    The California Fair Elections Act is a step towards better democracy.

  • Bill Walzer

    Some information for 4Antioch

    The funding does not come from taxes or the general fund but rather from an increase in the registration fee charged professional lobbyists to $350/year. The Act does not restrict lobbying but rather allows candidates a voluntary alternative to depending on campaign contributions from lobbyists.

  • RR, Uninvited Columnist

    The Fair Elections Act will do nothing to improve the quality of service to ordinary citizens. The Sacramento slobbovians abdicated their responsiblity to the voters years ago. The tough decisions on policy that need to be fully debated and acted upon wind up instead on the ballot or in the courts.

  • D. Jaber

    It’s not surprising. People are sick of feeling disregarded by a political system that goes to the highest bidder. I look forward to the restoration of democracy and to politicians relieved of massive fundraising burdens

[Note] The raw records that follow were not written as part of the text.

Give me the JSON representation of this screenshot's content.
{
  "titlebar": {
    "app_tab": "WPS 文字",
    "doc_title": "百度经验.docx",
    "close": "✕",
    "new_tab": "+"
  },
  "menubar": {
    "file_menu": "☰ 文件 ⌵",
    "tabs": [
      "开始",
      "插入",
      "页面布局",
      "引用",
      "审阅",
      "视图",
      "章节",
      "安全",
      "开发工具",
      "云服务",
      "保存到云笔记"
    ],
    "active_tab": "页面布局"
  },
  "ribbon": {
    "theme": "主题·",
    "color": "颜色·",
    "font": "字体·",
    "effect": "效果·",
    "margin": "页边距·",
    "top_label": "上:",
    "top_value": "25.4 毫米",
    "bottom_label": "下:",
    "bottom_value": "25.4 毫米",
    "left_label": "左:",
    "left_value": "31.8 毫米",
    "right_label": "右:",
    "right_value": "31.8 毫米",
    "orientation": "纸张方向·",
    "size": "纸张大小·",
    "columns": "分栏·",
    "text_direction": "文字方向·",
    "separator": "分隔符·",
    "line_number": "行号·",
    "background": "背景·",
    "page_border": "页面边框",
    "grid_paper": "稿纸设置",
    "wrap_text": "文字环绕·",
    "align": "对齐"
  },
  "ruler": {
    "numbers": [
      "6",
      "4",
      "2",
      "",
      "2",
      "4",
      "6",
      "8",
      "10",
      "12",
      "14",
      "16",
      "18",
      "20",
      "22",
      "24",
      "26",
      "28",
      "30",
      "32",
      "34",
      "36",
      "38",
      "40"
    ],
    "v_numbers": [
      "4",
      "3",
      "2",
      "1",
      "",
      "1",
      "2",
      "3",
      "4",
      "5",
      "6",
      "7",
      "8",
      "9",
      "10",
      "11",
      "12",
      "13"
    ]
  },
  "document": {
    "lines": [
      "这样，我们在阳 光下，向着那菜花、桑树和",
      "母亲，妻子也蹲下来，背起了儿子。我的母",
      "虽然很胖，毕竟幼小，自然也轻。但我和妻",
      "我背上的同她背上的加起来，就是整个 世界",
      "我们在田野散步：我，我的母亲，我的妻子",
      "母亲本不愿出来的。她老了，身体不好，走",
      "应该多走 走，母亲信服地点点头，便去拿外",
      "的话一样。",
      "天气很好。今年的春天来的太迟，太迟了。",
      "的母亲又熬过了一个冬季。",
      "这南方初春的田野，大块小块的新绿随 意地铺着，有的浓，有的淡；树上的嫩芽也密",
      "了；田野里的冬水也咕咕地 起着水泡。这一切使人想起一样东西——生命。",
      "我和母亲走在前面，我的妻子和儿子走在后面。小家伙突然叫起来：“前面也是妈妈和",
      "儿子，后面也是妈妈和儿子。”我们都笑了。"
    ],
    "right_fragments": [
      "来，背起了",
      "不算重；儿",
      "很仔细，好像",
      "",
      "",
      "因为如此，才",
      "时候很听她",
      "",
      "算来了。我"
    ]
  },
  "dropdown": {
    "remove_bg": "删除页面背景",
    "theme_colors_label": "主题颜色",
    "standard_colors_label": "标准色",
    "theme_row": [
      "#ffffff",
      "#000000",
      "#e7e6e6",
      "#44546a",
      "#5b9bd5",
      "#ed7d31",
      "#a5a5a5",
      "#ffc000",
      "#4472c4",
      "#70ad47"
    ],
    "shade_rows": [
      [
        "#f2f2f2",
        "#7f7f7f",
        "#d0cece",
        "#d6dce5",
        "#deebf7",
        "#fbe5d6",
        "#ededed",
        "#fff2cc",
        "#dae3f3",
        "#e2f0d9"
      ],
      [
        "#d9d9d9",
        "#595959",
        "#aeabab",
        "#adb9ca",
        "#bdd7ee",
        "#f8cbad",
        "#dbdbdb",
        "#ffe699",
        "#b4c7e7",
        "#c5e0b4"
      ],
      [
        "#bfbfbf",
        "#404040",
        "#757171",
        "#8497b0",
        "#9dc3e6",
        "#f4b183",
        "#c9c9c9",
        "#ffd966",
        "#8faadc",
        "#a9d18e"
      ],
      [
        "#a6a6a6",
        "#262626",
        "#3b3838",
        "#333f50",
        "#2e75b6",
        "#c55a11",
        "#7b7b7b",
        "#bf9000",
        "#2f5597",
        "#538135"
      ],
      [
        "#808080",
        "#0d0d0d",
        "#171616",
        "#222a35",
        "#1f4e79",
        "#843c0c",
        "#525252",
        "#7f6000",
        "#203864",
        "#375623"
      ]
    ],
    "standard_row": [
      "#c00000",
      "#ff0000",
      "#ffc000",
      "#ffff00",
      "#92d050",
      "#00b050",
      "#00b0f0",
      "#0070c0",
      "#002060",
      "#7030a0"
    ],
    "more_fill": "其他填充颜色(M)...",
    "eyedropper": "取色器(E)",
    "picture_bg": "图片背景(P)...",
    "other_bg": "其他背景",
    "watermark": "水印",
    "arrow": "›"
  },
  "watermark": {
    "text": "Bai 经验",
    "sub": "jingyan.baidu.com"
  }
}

  • Elwood

    Re: #7

    I am also looking forward to the resurrection.

    One will happen about as soon as the other.

  • Joe Ely

    4Antioch raises some good questions.

    The amount of public financing is indeed indexed to inflation, as well as the number of registered elections.

    Taxpayers will also be able to make voluntary contributions, but most of the funding will come from increased fees on lobbyists, who now pay much less in California than in other states.

  • Ralph Hoffmann, Guest Columnist

    Communism, here we come. Jesse Unruh remarked, “money is the mother’s milk of politics.” James Thurber said, Don’t count your boobies until they are hatched.
    How can boobs be elected to office if the free market is replaced by funds raised by the government?